Health Reimbursement Accounts (HRAs) are health care plans paid for by an employer to reimburse the medical expenses of its employees, their spouses, and dependents. HRAs are designed to give employees more choice and greater control over their health care coverage.
Health Reimbursement Accounts are funded solely by the employer, and cannot be funded through employee salary deductions. The employer sets the parameters for the Health Reimbursement Accounts, and unused dollars remain with the employer - they do not follow the employee to new employment.
Health Reimbursement Accounts have aspects that make them different from other tax-favored health plans such as Health Savings Accounts (HSAs) and Flexible Spending Accounts (FSAs). For example, under a Health Reimbursement Account, an unused balance can be carried over to the following year, so the "use it or lose it" aspect of a Flexible Spending Account does not apply. An HRA provides reimbursement up to a maximum dollar amount for a coverage period, and any unused portion of that maximum amount can be carried forward to increase the maximum reimbursement amount in subsequent coverage periods. A Health Reimbursement Account can also reimburse employees for out-of-pocket health insurance costs, which is not the case under an FSA. According to guidance from the U.S. Treasury Department and the Internal Revenue Service (IRS), Health Reimbursement Accounts can allow former employees, including retirees, to continue to have access to unused reimbursements.
Under a Flexible Spending Account, the maximum amount of reimbursement must be available at all times during the coverage period. This is not the case with a Health Reimbursement Account. And, there is no mandatory 12-month coverage period for an HRA. Also, the requirement that reimbursed expenses must have been incurred during the coverage period does not apply to HRAs. A medical expense incurred in one period can be reimbursed in a subsequent period, provided the person was covered under the HRA when the claim occurred. But a medical expense incurred before the HRA was in existence, or before the employee was enrolled in the HRA, cannot be reimbursed.
Medical benefits paid by Health Reimbursement Accounts that meet certain requirements are not taxable to the employees. The basic requirements are that the account must be funded solely by the employer, as mentioned above, and only substantiated medical expenses can be reimbursed. An HRA does not qualify for exclusion of benefits from income tax if an employee has the option of receiving cash or some other taxable or non-taxable benefit other than the reimbursement of medical care expenses.
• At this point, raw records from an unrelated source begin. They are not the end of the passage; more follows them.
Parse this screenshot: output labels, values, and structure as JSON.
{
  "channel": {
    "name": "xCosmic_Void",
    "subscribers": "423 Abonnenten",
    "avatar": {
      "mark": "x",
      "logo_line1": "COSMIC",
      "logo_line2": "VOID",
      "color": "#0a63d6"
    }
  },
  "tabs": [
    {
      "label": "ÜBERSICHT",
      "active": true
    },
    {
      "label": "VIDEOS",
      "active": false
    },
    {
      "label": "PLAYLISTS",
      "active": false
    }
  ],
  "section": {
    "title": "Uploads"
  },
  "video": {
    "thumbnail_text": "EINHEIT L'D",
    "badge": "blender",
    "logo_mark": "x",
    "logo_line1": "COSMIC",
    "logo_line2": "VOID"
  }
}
If any other type of payments or benefits are provided, all the payments from the arrangement, including medical reimbursements, would become taxable. For example, if an Health Reimbursement Account pays a death benefit without regard to medical expenses, none of the amounts paid under the arrangement would be considered medical expense reimbursements exempt from tax. If an employee receives a bonus, or severance pay related to the maximum reimbursement amount remaining in a Health Reimbursement Account upon retirement or termination of employment, none of the benefits from the account would qualify for tax exclusion.
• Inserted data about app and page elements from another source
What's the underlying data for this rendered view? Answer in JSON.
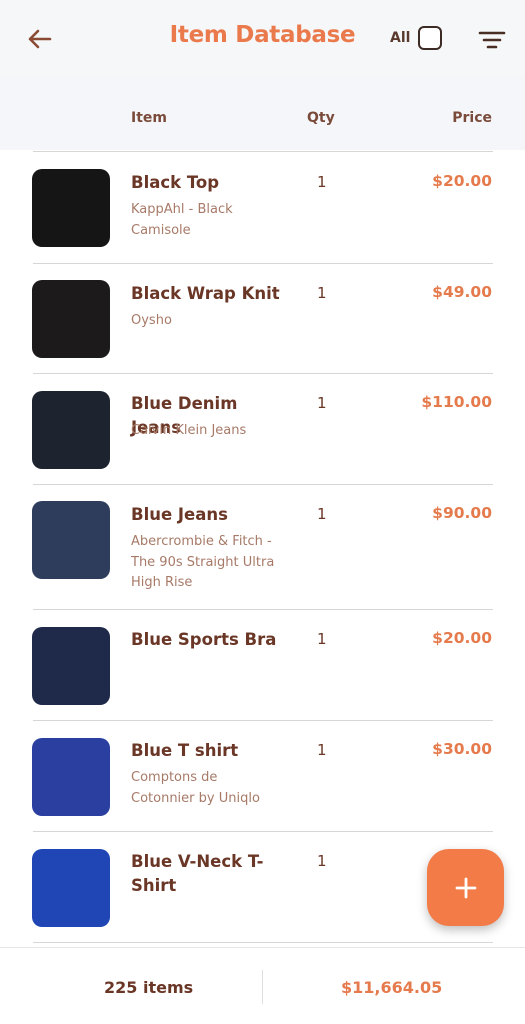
{
  "header": {
    "title": "Item Database",
    "all_label": "All",
    "back_icon": "arrow-left-icon",
    "filter_icon": "filter-lines-icon"
  },
  "columns": {
    "item": "Item",
    "qty": "Qty",
    "price": "Price"
  },
  "items": [
    {
      "name": "Black Top",
      "brand": "KappAhl - Black Camisole",
      "qty": "1",
      "price": "$20.00",
      "color": "#151515"
    },
    {
      "name": "Black Wrap Knit",
      "brand": "Oysho",
      "qty": "1",
      "price": "$49.00",
      "color": "#1c1a1a"
    },
    {
      "name": "Blue Denim Jeans",
      "brand": "Calvin Klein Jeans",
      "qty": "1",
      "price": "$110.00",
      "color": "#1e2330"
    },
    {
      "name": "Blue Jeans",
      "brand": "Abercrombie & Fitch - The 90s Straight Ultra High Rise",
      "qty": "1",
      "price": "$90.00",
      "color": "#2f3d5c"
    },
    {
      "name": "Blue Sports Bra",
      "brand": "",
      "qty": "1",
      "price": "$20.00",
      "color": "#1f2a4a"
    },
    {
      "name": "Blue T shirt",
      "brand": "Comptons de Cotonnier by Uniqlo",
      "qty": "1",
      "price": "$30.00",
      "color": "#2a3fa0"
    },
    {
      "name": "Blue V-Neck T-Shirt",
      "brand": "",
      "qty": "1",
      "price": "",
      "color": "#1f46b4"
    }
  ],
  "fab": {
    "icon": "plus-icon"
  },
  "footer": {
    "count": "225 items",
    "total": "$11,664.05"
  },
  "colors": {
    "accent": "#f27b47",
    "title": "#ea7a4b",
    "text": "#6a3626"
  }
}
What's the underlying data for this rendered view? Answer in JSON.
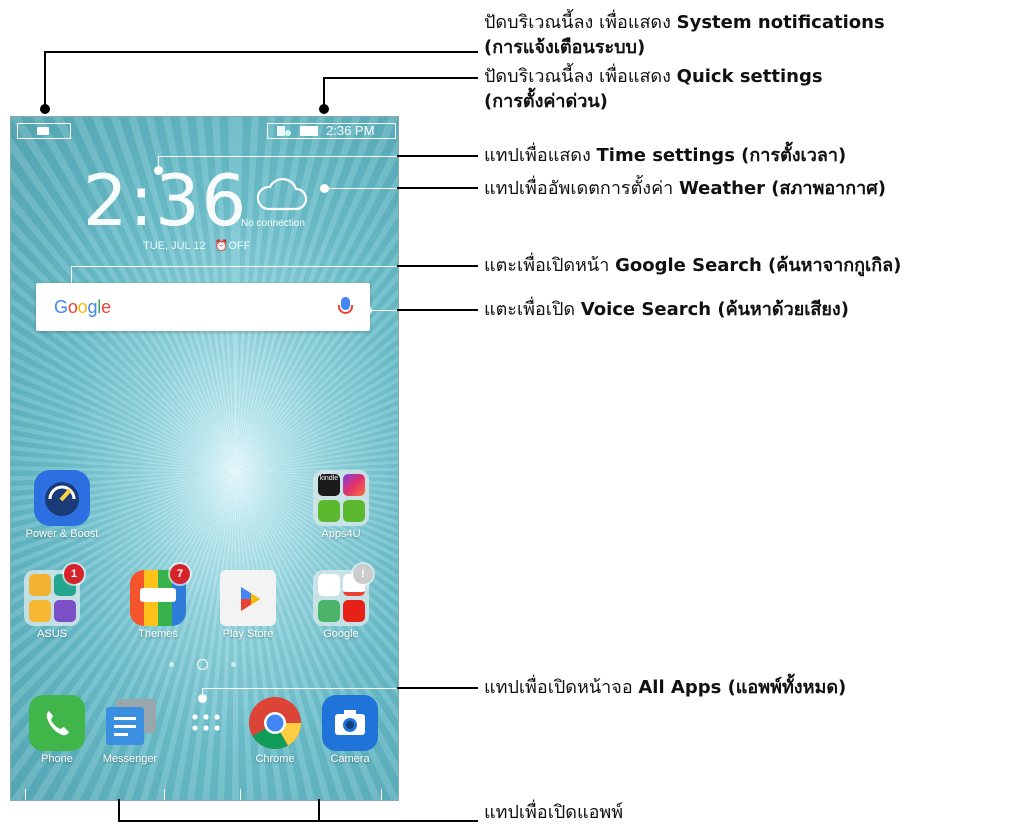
{
  "status_bar": {
    "time": "2:36 PM"
  },
  "clock": {
    "time": "2:36",
    "date": "TUE, JUL 12",
    "alarm": "OFF"
  },
  "weather": {
    "status": "No connection",
    "icon": "cloud-icon"
  },
  "search": {
    "logo": "Google",
    "icon": "mic-icon"
  },
  "apps_row1": [
    {
      "label": "Power & Boost"
    },
    {
      "label": "Apps4U",
      "mini_label": "kindle"
    }
  ],
  "apps_row2": [
    {
      "label": "ASUS",
      "badge": "1"
    },
    {
      "label": "Themes",
      "badge": "7"
    },
    {
      "label": "Play Store"
    },
    {
      "label": "Google",
      "badge": "!"
    }
  ],
  "dock": [
    {
      "label": "Phone"
    },
    {
      "label": "Messenger"
    },
    {
      "label": "Chrome"
    },
    {
      "label": "Camera"
    }
  ],
  "callouts": [
    {
      "prefix": "ปัดบริเวณนี้ลง เพื่อแสดง ",
      "bold": "System notifications",
      "line2": "(การแจ้งเตือนระบบ)"
    },
    {
      "prefix": "ปัดบริเวณนี้ลง เพื่อแสดง ",
      "bold": "Quick settings",
      "line2": "(การตั้งค่าด่วน)"
    },
    {
      "prefix": "แทปเพื่อแสดง ",
      "bold": "Time settings (การตั้งเวลา)"
    },
    {
      "prefix": "แทปเพื่ออัพเดตการตั้งค่า ",
      "bold": "Weather (สภาพอากาศ)"
    },
    {
      "prefix": "แตะเพื่อเปิดหน้า ",
      "bold": "Google Search (ค้นหาจากกูเกิล)"
    },
    {
      "prefix": "แตะเพื่อเปิด ",
      "bold": "Voice Search (ค้นหาด้วยเสียง)"
    },
    {
      "prefix": "แทปเพื่อเปิดหน้าจอ ",
      "bold": "All Apps (แอพพ์ทั้งหมด)"
    },
    {
      "prefix": "แทปเพื่อเปิดแอพพ์"
    }
  ],
  "colors": {
    "google_blue": "#4285F4",
    "google_red": "#EA4335",
    "google_yellow": "#FBBC05",
    "google_green": "#34A853",
    "badge_red": "#d6232b"
  }
}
Qualified medical expenses are those specified in the Health Reimbursement Account plan, and are generally those that would qualify for the itemized deduction for medical and dental expenses on Schedule A of Form 1040.
Current employees, former employees including retirees, their spouses and dependents, and the spouses and dependents of deceased employees, can be covered under a Health Reimbursement Account. Former employees and retirees can continue to receive medical reimbursements under an HRA even if they do not elect COBRA coverage. The HRA can have a provision allowing former employees or retirees to be reimbursed only up to the unused reimbursement amount remaining at the time of retirement or termination, and the HRA can also stipulate that reimbursements after retirement or termination are reduced by the administrative costs of continuing the coverage.
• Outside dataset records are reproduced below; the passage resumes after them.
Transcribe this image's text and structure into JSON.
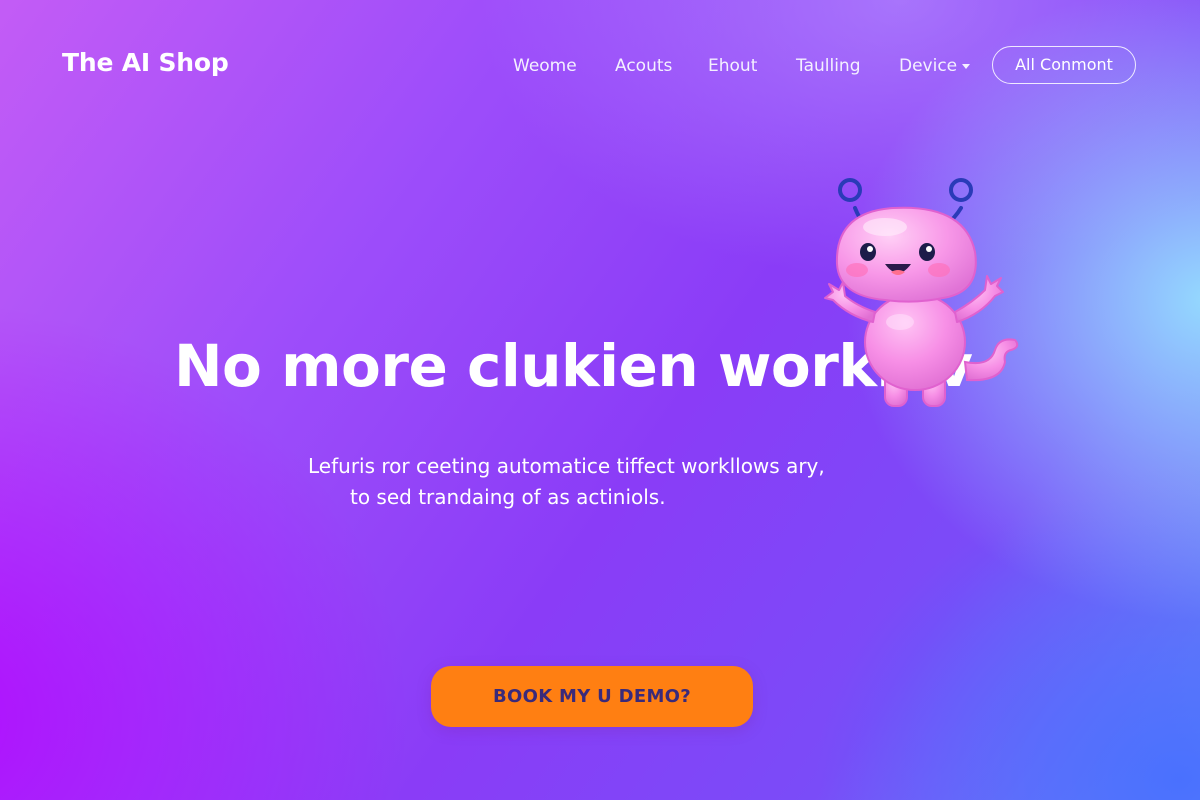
{
  "brand": {
    "name": "The AI Shop"
  },
  "nav": {
    "items": [
      {
        "label": "Weome"
      },
      {
        "label": "Acouts"
      },
      {
        "label": "Ehout"
      },
      {
        "label": "Taulling"
      },
      {
        "label": "Device"
      }
    ],
    "cta_label": "All Conmont"
  },
  "hero": {
    "title": "No more clukien worklov",
    "subtitle_line1": "Lefuris ror ceeting automatice tiffect workllows ary,",
    "subtitle_line2": "to sed trandaing of as actiniols.",
    "cta_label": "BOOK MY U DEMO?"
  },
  "icons": {
    "mascot": "pink-robot-mascot-icon",
    "dropdown": "chevron-down-icon"
  },
  "colors": {
    "cta_background": "#ff7f12",
    "cta_text": "#3a2a7a",
    "mascot_body": "#f78fe6",
    "mascot_antenna": "#2a3bb8"
  }
}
Employer contributions to a Health Reimbursement Account cannot be attributable to a salary reduction plan, such as an FSA. An HRA can be provided as part of a cafeteria plan and still qualify for tax exemption of medical expense reimbursements. For example, an employer can offer employees a choice between an HRA and coverage under a Health Maintenance Organization (HMO), and the HRA benefits would still be excluded from tax, provided the employees do not have the option of receiving cash or other taxable benefits.
But, if the medical expense reimbursement arrangement interacts with other cafeteria plans in such a way that employees can use salary deductions to indirectly fund the account, then that arrangement would not qualify for exemption from tax as an HRA.
If a medical expense is covered under both a Health Reimbursement Account and a Flexible Spending Account, amounts available under the Health Reimbursement Account must be used up before reimbursement can be made from the FSA (unless the plan documents state otherwise). This rule is not violated if a medical expense not reimbursable under an HRA is paid from an FSA.